== How to complete this task ==
Looking at the records below, count how many lines contain the string "screenshot". Give that number alone.

== Data to examine ==

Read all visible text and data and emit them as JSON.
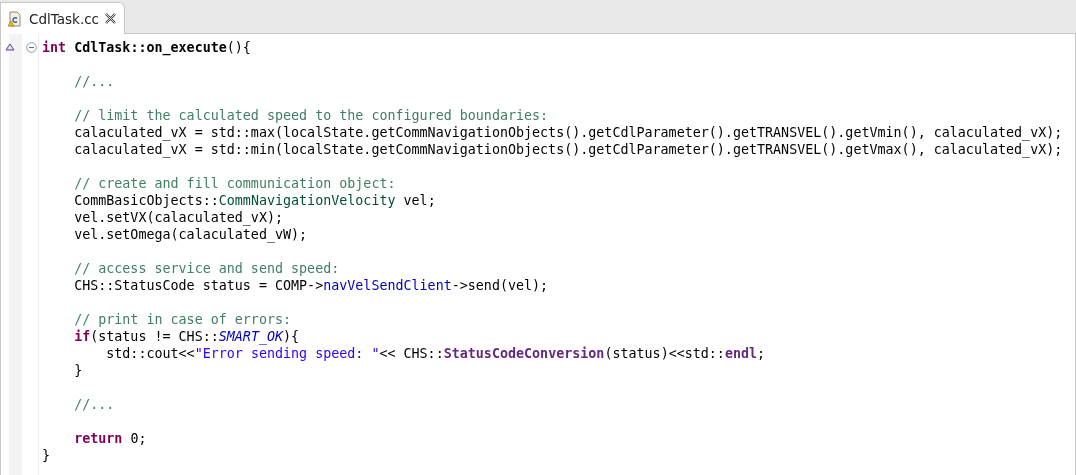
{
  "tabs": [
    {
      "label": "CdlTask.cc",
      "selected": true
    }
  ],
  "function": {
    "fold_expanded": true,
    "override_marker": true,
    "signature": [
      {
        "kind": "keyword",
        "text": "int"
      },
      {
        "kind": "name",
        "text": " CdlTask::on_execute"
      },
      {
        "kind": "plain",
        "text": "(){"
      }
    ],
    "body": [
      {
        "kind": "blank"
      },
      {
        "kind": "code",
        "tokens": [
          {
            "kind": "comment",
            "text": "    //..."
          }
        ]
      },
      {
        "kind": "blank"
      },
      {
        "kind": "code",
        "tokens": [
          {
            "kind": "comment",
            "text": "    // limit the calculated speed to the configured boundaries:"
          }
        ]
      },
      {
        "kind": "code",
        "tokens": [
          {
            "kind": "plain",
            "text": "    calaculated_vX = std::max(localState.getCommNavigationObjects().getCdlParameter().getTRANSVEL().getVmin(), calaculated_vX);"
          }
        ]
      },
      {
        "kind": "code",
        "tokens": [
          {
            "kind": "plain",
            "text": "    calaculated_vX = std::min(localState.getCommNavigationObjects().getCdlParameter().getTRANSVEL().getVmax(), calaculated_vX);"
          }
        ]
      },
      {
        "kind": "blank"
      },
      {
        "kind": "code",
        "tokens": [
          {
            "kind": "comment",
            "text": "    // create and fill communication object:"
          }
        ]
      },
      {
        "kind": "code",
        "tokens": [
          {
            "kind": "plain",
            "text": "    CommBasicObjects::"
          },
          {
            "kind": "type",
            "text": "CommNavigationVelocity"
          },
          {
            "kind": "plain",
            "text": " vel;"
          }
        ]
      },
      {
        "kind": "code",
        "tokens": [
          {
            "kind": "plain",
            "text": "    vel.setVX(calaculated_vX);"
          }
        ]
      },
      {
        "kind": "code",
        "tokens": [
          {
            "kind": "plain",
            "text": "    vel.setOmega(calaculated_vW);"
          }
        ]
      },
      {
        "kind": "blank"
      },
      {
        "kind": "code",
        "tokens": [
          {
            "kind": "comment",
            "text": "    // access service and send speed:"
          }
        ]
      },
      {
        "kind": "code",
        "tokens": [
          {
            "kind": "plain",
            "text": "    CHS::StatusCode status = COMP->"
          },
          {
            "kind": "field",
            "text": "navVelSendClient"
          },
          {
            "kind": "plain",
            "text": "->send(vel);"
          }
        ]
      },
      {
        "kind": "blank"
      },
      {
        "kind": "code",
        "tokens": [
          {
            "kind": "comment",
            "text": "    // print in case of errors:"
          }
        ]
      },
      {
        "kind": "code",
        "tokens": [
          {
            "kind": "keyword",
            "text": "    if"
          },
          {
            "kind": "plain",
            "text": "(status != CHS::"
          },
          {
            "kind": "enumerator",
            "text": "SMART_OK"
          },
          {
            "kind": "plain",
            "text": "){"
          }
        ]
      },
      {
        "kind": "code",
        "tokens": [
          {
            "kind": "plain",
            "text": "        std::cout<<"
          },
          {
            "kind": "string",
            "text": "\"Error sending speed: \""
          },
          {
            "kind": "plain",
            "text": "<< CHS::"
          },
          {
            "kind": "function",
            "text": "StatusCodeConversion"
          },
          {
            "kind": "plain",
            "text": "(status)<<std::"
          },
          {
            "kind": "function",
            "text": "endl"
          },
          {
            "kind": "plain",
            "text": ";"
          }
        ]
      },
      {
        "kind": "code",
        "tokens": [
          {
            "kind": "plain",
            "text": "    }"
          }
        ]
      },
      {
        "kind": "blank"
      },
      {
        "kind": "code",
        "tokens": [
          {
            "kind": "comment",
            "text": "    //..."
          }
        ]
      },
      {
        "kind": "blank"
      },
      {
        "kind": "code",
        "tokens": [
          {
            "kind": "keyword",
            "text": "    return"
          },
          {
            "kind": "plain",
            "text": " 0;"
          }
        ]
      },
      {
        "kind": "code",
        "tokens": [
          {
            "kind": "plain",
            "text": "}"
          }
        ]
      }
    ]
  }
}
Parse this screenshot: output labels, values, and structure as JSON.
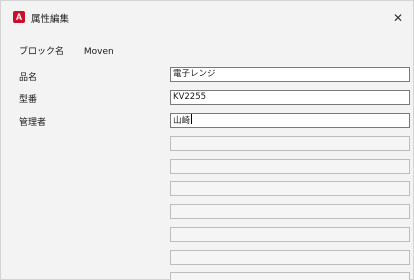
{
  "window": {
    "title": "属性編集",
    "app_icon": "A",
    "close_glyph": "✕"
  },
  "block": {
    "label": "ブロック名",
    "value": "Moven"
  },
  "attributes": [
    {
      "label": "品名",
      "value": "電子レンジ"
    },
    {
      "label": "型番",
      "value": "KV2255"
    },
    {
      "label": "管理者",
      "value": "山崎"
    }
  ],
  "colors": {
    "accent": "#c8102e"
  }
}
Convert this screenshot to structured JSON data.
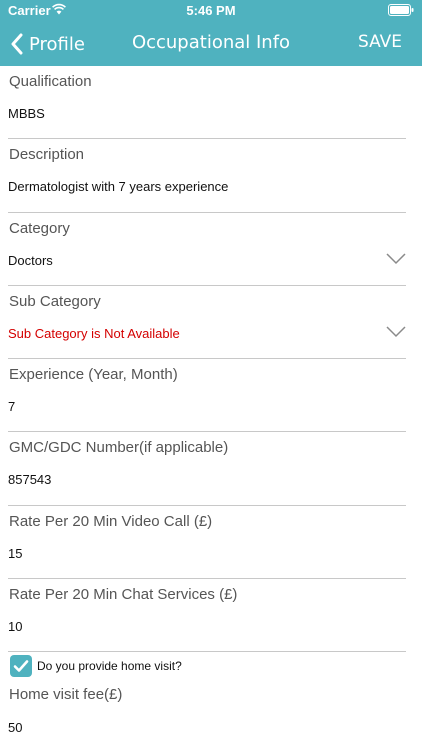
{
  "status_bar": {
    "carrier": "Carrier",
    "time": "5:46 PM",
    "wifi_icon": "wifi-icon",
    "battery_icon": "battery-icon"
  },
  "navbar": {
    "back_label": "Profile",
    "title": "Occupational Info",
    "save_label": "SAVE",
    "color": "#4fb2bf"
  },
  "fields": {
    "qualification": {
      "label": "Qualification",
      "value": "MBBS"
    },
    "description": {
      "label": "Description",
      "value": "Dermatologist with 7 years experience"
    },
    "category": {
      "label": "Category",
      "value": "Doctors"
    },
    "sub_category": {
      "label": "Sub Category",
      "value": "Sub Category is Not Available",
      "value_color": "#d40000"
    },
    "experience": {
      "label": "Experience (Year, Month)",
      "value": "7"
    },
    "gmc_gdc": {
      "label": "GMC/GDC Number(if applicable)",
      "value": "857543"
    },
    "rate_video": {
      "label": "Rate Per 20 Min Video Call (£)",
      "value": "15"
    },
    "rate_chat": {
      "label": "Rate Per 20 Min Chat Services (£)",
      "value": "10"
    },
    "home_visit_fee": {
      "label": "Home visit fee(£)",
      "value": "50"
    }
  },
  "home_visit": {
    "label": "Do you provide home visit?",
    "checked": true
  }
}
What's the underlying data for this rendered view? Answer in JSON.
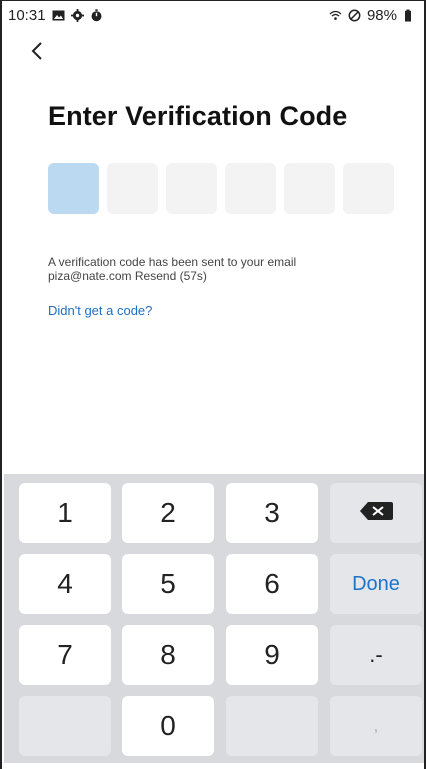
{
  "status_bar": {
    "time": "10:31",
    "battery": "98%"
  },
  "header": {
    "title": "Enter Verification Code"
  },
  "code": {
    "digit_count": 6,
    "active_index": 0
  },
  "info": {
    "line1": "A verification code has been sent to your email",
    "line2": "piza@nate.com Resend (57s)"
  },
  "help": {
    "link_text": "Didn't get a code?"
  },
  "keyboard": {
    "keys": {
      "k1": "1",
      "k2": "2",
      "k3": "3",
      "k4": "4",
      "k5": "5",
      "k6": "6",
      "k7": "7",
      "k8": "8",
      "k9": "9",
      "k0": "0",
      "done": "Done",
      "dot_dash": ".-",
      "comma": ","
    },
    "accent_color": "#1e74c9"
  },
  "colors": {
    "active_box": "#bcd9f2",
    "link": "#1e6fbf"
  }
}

== Task result ==
2